Well, just one day after Former Alaska Governor Sarah Palin appeared on Oprah for what was a good interview and on the day her book "Going Rogue" was released (I have to admit I bought Star Trek on DVD instead), Newsweek helps keep Palin's name near the top of the public conversation (and makes her into Carrie Prejean) by using this cover photo:
The pict got the best of Governor Palin who took to her Facebook page to complain about it, writing:
The choice of photo for the cover of this week's Newsweek is unfortunate. When it comes to Sarah Palin, this "news" magazine has relished focusing on the irrelevant rather than the relevant. The Runner's World magazine one-page profile for which this photo was taken was all about health and fitness - a subject to which I am devoted and which is critically important to this nation. The out-of-context Newsweek approach is sexist and oh-so-expected by now. If anyone can learn anything from it: it shows why you shouldn't judge a book by its cover, gender, or color of skin. The media will do anything to draw attention - even if out of context.
- Sarah Palin
Palin's post - I can see her frowning as she wrote it - sparked a powerful reaction that's bound to keep her name up in online search results for another two months. (A momentary aside. Yesterday I wrote that Palin's Internet popularity was due to Oprah and not herself; today, it's due to Newsweek and not Palin.)
The LA Times asked if Palin was really concerned that the photo was sexist and used their entertainment blog for the Academy Awards to issue the observation, leading me to believe they're saying (or at least LA Times blogger Elizabeth Snead holds) that Palin's acting.
The Kansas City Star's headline was "It just goes on and on". Blog SheKnows.co asks if Palin is really offended or just seeking press. If she is looking for media coverage, she's getting it.
But aside from what Palin thinks, I will say it certainly is sexist.
Look, I'll use a revealing photo to get the readers attention in a second, so I know what Newsweek was doing and it was a ploy to sell magazines and draw web traffic in a recession. Governor Palin's no longer, well, Governor, which makes her tanned and fit good looks the perfect target for their intentions.

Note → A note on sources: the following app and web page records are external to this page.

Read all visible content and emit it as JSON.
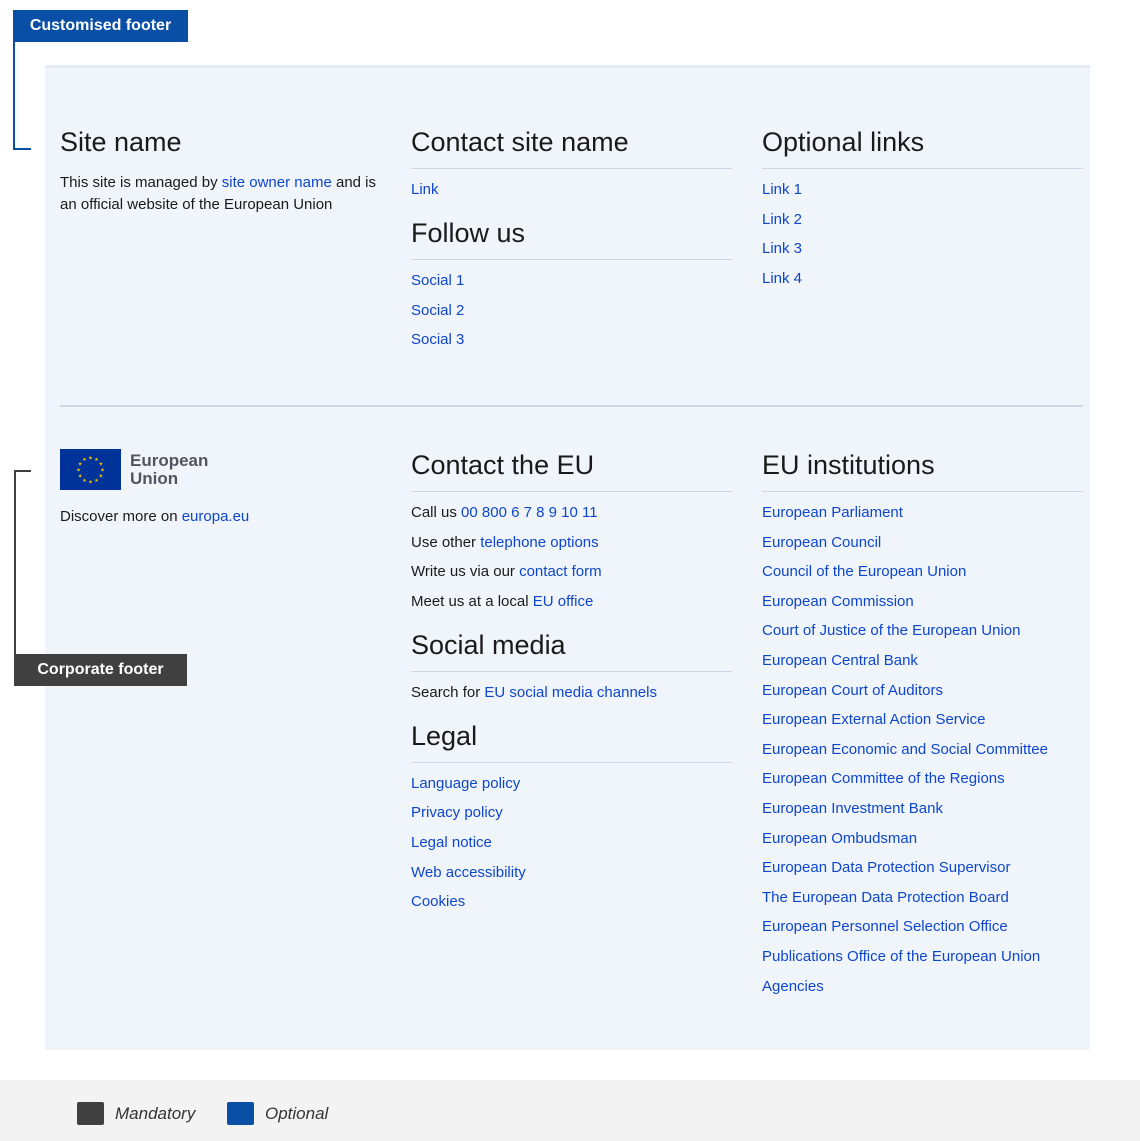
{
  "annotations": {
    "customised_label": "Customised footer",
    "corporate_label": "Corporate footer",
    "customised_color": "#0a4fa6",
    "corporate_color": "#404040"
  },
  "site": {
    "title": "Site name",
    "desc_prefix": "This site is managed by ",
    "owner_link": "site owner name",
    "desc_suffix": " and is an official website of the European Union"
  },
  "contact_site": {
    "title": "Contact site name",
    "link": "Link"
  },
  "follow": {
    "title": "Follow us",
    "links": [
      "Social 1",
      "Social 2",
      "Social 3"
    ]
  },
  "optional": {
    "title": "Optional links",
    "links": [
      "Link 1",
      "Link 2",
      "Link 3",
      "Link 4"
    ]
  },
  "eu": {
    "logo_line1": "European",
    "logo_line2": "Union",
    "discover_prefix": "Discover more on ",
    "discover_link": "europa.eu"
  },
  "contact_eu": {
    "title": "Contact the EU",
    "rows": [
      {
        "prefix": "Call us ",
        "link": "00 800 6 7 8 9 10 11"
      },
      {
        "prefix": "Use other ",
        "link": "telephone options"
      },
      {
        "prefix": "Write us via our ",
        "link": "contact form"
      },
      {
        "prefix": "Meet us at a local ",
        "link": "EU office"
      }
    ]
  },
  "social_media": {
    "title": "Social media",
    "prefix": "Search for ",
    "link": "EU social media channels"
  },
  "legal": {
    "title": "Legal",
    "links": [
      "Language policy",
      "Privacy policy",
      "Legal notice",
      "Web accessibility",
      "Cookies"
    ]
  },
  "institutions": {
    "title": "EU institutions",
    "links": [
      "European Parliament",
      "European Council",
      "Council of the European Union",
      "European Commission",
      "Court of Justice of the European Union",
      "European Central Bank",
      "European Court of Auditors",
      "European External Action Service",
      "European Economic and Social Committee",
      "European Committee of the Regions",
      "European Investment Bank",
      "European Ombudsman",
      "European Data Protection Supervisor",
      "The European Data Protection Board",
      "European Personnel Selection Office",
      "Publications Office of the European Union",
      "Agencies"
    ]
  },
  "legend": {
    "mandatory": "Mandatory",
    "optional": "Optional",
    "mandatory_color": "#404040",
    "optional_color": "#0a4fa6"
  }
}
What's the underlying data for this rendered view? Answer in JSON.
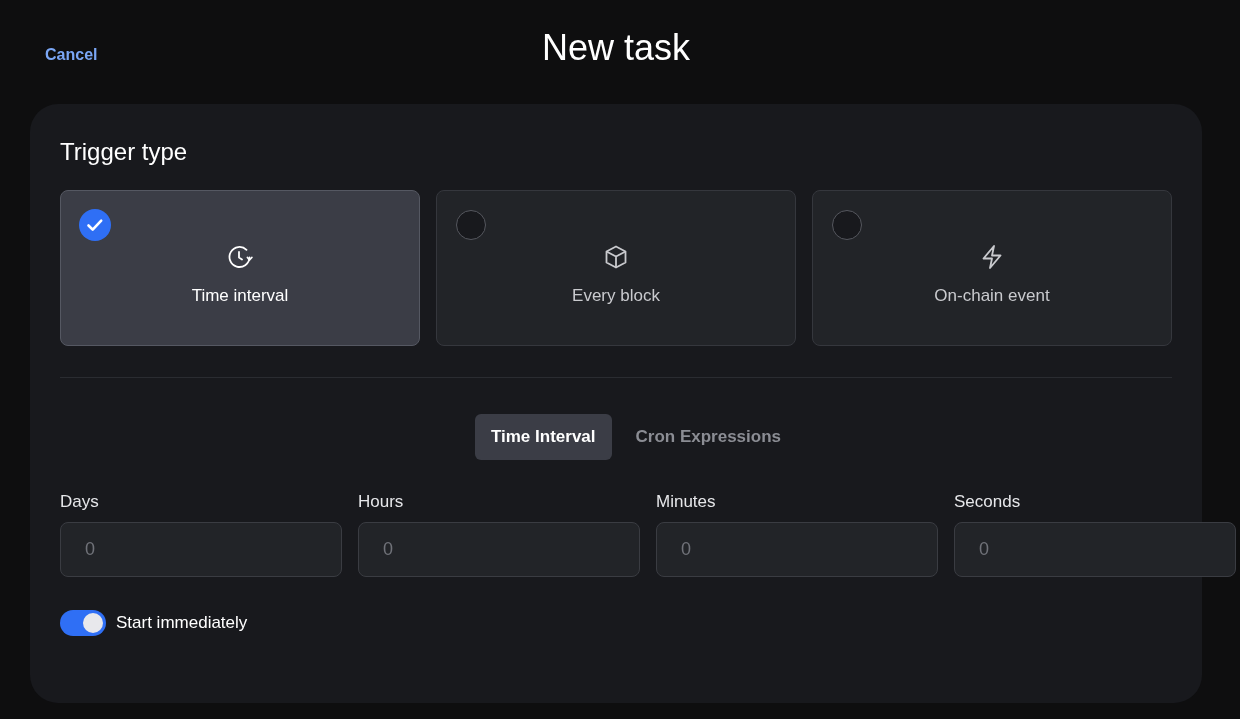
{
  "header": {
    "cancel": "Cancel",
    "title": "New task"
  },
  "trigger": {
    "title": "Trigger type",
    "options": [
      {
        "label": "Time interval",
        "selected": true
      },
      {
        "label": "Every block",
        "selected": false
      },
      {
        "label": "On-chain event",
        "selected": false
      }
    ]
  },
  "tabs": [
    {
      "label": "Time Interval",
      "selected": true
    },
    {
      "label": "Cron Expressions",
      "selected": false
    }
  ],
  "fields": [
    {
      "label": "Days",
      "placeholder": "0"
    },
    {
      "label": "Hours",
      "placeholder": "0"
    },
    {
      "label": "Minutes",
      "placeholder": "0"
    },
    {
      "label": "Seconds",
      "placeholder": "0"
    }
  ],
  "start_immediately": {
    "label": "Start immediately",
    "on": true
  }
}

But the bottom line is Newsweek didn't have to employ the Runner's World photo and could have opted to just show Palin in the suits she's generally wearing in public appearances. Instead Newsweek wanted to grab a photo that really looks like one I'd expect to see on a truck with a gun rack.
Maybe that was the point.
Whatever the case, I thought Newsweek Editor Jon Meacham's explanation was massively weak:
"We chose the most interesting image available to us to illustrate the theme of the cover, which is what we always try to do,” Meacham said. "We apply the same test to photographs of any public figure, male or female: does the image convey what we are saying? That is a gender-neutral standard."
Sorry but that's the biggest bunch of horse manure I've ever seen. Jon Meacham obviously didn't want to explain that they realy wanted to make a real point, which is 'Sarah wants attention and this photo's the best way to make sure she gets it, focus on our point that we think she's an attention monger, and get a lot of buzz, magazine sales, and Internet traffic too.'
But all of this to me is another wound in the scaring of Sarah Palin. All of this - the book, the book tour, the Oprah Interview, etc. - is a way for Palin to heal. It's not a path to Palin 2012. No.
Sarah Palin is damaged.
Here's a young woman executive plucked from obscurity and thrust at warp-speed into the hyper-media spotlight. Then, when Senator John McCain and the GOP were done with her and lost the Presidential election to Barack Obama, they turned on Palin, cast her aside, and made her feel crappy in the process.
Remember the accusations that Palin was essentially stealing clothes given to her for use by the GOP and a lawyer had to fly to Alaska to get them back? Or how about the constant drumbeat of statements on her lack of understanding of policy from everyone including me.
Sarah's saying "You can't treat me that way and cast me aside." You know what; she's right.
Look, I don't agree with Governor Palin on a number of political issues, but in my way of living that does not mean I have to want to see her mistreated by anyone. Newsweek's actions were horrible. The Newsweek photo was totally off base and I think they should apologize for using a photo intended for an athletic publication in the way they did.
To be clear, I agree with using photos like the one of Carrie Prejean, but hey, she's a model. Ok? Sarah Palin's a government executive not far removed from office (and if she kept herself in it, this would not have happened).
Governor Palin is not Carrie Prejean nor should her image be altered to make her look that way. Again, she may be a Couch Potato Conservative, but at least let her relax on the couch in peace. Now, she's scarred all over again and we're not going to hear or see the last of her until she's healed and that's going to take a long time.
Count on it.